“How secure is our network from unauthorized access?”
If you are an information security or risk management professional, you have undoubtedly become accustomed to having this question asked of you, likely with increased frequency. Those posing this question, whether a senior manager or an individual serving on your board of directors, are acutely aware of the dramatic increase in cyber attacks and the consequences associated with the unauthorized access of customer information, proprietary corporate data or intellectual property. Given your respective role, it is, therefore, logical that individuals turn to you for reassurance that the organization’s confidential information is adequately protected from the rapidly evolving array of external threats.
The next time that you are asked this question, I urge you to reflect on this article. Before you launch into your practiced response of describing the myriad technical controls you have deployed to secure your network perimeter, a best-in-class firewall, robust anti-virus software and a data loss prevention solution, it is advisable to remember this indisputable fact: customized malware has rendered these technologies increasingly ineffective. If you are performing an information security or risk role, you must recognize that a new generation of prolific hackers are routinely deploying customized malware to successfully penetrate the networks of sophisticated, multinational corporations. Therefore, the traditional approach of combating this threat through a technology centric strategy is obsolete.
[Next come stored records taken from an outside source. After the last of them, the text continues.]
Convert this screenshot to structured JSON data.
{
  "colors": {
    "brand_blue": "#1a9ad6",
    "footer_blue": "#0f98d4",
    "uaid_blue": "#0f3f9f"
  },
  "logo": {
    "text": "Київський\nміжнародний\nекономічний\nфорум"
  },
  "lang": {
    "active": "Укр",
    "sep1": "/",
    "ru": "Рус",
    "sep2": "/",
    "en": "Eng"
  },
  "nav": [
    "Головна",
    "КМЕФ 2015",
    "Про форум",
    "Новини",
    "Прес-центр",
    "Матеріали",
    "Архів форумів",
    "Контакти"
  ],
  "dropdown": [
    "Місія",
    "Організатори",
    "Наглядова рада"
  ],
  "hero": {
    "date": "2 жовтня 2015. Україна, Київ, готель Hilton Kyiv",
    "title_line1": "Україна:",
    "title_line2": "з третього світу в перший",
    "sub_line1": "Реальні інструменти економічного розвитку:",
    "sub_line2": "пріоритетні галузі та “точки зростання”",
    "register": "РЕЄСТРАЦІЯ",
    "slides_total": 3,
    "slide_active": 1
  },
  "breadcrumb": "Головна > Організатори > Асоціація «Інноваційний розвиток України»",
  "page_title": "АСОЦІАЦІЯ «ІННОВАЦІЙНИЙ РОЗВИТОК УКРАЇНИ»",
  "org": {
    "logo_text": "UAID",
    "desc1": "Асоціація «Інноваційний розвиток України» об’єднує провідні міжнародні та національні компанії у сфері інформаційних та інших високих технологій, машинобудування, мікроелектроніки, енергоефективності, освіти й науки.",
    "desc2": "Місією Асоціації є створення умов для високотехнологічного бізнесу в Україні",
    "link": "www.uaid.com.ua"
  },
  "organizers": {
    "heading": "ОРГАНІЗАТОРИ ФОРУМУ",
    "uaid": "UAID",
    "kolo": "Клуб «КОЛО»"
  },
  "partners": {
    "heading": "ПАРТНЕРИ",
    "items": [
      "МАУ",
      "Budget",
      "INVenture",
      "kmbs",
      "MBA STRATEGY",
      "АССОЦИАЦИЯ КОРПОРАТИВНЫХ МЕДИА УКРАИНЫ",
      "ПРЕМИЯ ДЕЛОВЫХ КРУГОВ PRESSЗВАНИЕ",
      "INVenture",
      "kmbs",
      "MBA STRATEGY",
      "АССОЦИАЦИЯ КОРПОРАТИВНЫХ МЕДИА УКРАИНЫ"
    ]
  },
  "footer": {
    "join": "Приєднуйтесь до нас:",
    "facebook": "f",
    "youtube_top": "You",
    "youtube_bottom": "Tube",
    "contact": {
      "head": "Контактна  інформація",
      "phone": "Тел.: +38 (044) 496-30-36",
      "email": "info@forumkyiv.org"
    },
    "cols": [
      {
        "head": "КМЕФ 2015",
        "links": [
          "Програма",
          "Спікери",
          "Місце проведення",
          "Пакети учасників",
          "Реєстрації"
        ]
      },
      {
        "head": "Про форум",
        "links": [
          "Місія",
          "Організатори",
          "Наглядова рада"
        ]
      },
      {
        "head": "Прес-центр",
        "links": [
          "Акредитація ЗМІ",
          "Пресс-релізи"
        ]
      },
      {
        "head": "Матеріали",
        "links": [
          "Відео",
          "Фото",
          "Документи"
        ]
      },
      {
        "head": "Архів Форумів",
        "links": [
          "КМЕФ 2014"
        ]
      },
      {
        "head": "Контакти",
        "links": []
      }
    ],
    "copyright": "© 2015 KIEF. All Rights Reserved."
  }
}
Organizations that fail to acknowledge this dynamic, and adjust their approach accordingly, will remain at the imminent risk of a data breach and be exposed to the consequences that accompany these events. This article will discuss and define the evolving threat posed by customized malware and provide a multifaceted approach to mitigate this risk.
Customized malware is malicious software that has been modified, reengineered or altered to evade the detection capabilities of traditional security technologies. Customized malware may be presented as any of the commonly known forms of malicious software, including viruses, worms, Trojan horses, rootkits and ransomware. The most common customized malware delivery method is inbound email, normally by a phishing or spear phishing attack. Given that anti-virus products provide “signature-based detection,” only malware variants whose algorithms have been previously identified are prevented from compromising the intended victim. Whenever a new malware variant is identified, a “patch” that addresses this specific threat is created, distributed and installed. In an enterprise environment, conscientious security administrators ensure that all new patches are installed immediately upon receiving the update from their anti-virus provider. Unfortunately, the period that elapses between identification, analysis and distribution of a security patch is 30 to 90 days. In the interim, organizations are significantly exposed to the risk of a customized malware attack.
Although this form of undetectable threat has been active for several years, the widely publicized attack on Target provided the public with unprecedented clarity regarding how customized malware is used. In the Target breach, the malware that was installed within the company’s network permitted a group of hackers, to perform extensive system reconnaissance and, ultimately, the theft of more than 40 million credit and debit card numbers. In addition to the cardholder data, 70 million customer email addresses, home addresses and telephone numbers were stolen. Finally, in mid-December 2013, an external party informed Target management that the retailer had been hacked and the attack eventually was disrupted.
Upon analysis of the malware used against the retailer, it was determined that this variant had a zero percent anti-virus detection rate. Simply put, this form or malware was undetectable.
Although I use the Target breach to demonstrate the characteristics, capabilities and availability of customized malware, similar attacks are commonplace throughout all sectors and industries. If your executive management team was aware that your current security approach would, at best, prevent only one in 20 attempts to penetrate your network, I suspect that you would be reevaluating your system defense strategy.
The persistent and evasive nature of customized malware requires the implementation of a multi-layered approach to data protection and network security. Given the irrefutable evidence that anti-virus products have become increasingly ineffective in preventing this form of malware from compromising global networks, enterprises can no longer rely solely on security technologies. An approach that combines employee education, threat containment and network monitoring will reduce the risk of a customized malware penetration.
I’ll be discussing this issue, including the mitigation strategy we use with our clients, during the session I am presenting at CSX 2015 in Washington DC, 19-21 October titled, “Customized Malware—Address This Threat.” I hope to see you there.
John Moynihan, CGEIT, CRISC
President and Founder of Minuteman Governance